Adjei wrote that the volunteer tutors spend their time assisting ESL students, helping them to acquire academic vocabulary, and developing skills and concepts in core content areas by providing oral and written explanations of classroom notes and instruction. In addition to helping students with assignment and project completion, they also monitor and provide support to students as they work on Khan Academy and CK12.

“Our students often seek the support of our tutors,” Adjei said. “McKinley teachers collaborate with our LSU Honors College tutors, oftentimes sharing class notes and study guides in advance to help our tutors prepare to work with students. I am extremely thankful for the invaluable support we are receiving. Our tutors are enthusiastic and genuinely concerned about our students.”

Senior Madeline LeBlanc, a Coastal Environmental Science major, has been volunteering with VIPS for four years.  

“The Honors College has given me the opportunity to go into to community and make a difference in the lives around me,” she said. “Spending time in local schools and having personal, meaningful interactions with the students as a Reading Friend have helped to connect me to the community and have been incredibly rewarding.”

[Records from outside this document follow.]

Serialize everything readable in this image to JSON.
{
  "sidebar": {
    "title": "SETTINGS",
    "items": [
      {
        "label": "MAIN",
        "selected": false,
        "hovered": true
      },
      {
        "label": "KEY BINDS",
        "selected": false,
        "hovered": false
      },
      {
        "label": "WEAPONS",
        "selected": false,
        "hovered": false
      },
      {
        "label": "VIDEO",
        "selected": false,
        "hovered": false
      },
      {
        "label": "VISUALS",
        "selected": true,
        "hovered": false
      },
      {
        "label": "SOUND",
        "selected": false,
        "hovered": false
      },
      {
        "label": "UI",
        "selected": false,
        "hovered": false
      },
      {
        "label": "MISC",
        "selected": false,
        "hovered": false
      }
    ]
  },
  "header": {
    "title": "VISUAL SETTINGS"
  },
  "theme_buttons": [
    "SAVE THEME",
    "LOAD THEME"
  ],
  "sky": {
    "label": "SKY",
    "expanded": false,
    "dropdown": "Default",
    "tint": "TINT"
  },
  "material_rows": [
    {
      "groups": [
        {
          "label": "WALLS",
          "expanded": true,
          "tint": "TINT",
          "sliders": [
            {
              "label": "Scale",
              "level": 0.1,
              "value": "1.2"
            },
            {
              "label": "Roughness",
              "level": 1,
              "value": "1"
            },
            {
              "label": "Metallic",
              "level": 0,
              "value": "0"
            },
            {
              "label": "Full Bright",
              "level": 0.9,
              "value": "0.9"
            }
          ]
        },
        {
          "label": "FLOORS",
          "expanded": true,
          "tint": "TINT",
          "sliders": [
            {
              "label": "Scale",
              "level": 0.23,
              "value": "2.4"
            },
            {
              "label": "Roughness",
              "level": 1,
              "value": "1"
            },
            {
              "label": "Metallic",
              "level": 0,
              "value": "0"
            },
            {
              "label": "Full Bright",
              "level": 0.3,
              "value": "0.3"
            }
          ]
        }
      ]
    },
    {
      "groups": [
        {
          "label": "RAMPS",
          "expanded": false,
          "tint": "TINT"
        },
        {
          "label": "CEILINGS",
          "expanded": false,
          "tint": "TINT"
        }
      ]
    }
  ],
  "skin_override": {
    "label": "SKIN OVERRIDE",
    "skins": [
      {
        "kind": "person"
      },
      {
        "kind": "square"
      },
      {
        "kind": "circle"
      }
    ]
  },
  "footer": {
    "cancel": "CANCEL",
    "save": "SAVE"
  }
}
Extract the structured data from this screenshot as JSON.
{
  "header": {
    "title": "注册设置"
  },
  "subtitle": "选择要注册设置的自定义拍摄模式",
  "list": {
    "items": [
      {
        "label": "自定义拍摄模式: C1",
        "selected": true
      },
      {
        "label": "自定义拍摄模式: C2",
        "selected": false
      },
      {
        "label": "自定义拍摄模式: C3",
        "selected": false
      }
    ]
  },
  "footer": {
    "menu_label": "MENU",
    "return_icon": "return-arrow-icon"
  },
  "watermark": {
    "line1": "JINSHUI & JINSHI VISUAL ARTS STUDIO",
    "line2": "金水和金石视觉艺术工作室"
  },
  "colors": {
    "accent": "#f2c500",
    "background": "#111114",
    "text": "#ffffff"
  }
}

Recent graduate and VIPS volunteer Lexus Hector agreed. 

Lexus Hector speaks about her experience with VIPS.

Working with VIPS began as just another requirement in the Honors College. I was just starting out in LASAL and didn’t have a good grasp on the impact the this service-learning experience would have on me throughout my college career and beyond,” she said. “VIPS allowed me to see the impact that just a few hours of enrichment can make for a child.” 

According to Seghers, Honors students involved with VIPS grew substantially in their understanding of public school issues and poverty. She also noted that some students continued voluntarily visiting their Reading Friend even after the class requirement was complete.

“Their commitment to their Reading Friend was impressive, especially as they saw reading skills improve, confidence grow, classroom behavior improve and a child beam when their Reading Friend showed up.”

Babcock added that this introduction to volunteerism for Honors students has positive results that extend beyond the classroom.

“VIPS is an excellent community partner,” he said. “The training and experience it provides our students is invaluable.”

For Seghers, the value of encouraging Honors students to meet the community in their space, on their time, and where they are reinforces the mission and vision of the College, which aims to foster a cohort of dedicated leaders.

“With both programs, our students committed to a basic principle of giving their time, resources and knowledge to another human being for the single purpose of helping that person become all he/she could be,” Seghers said. “They exemplified the true meaning of ‘giving back’ with no expectation of ‘what’s in it for me?’”

Story by Jacqueline DeRobertis, Ogden Honors College. For more information, email jacquelined@lsu.edu or call 225-578-0083.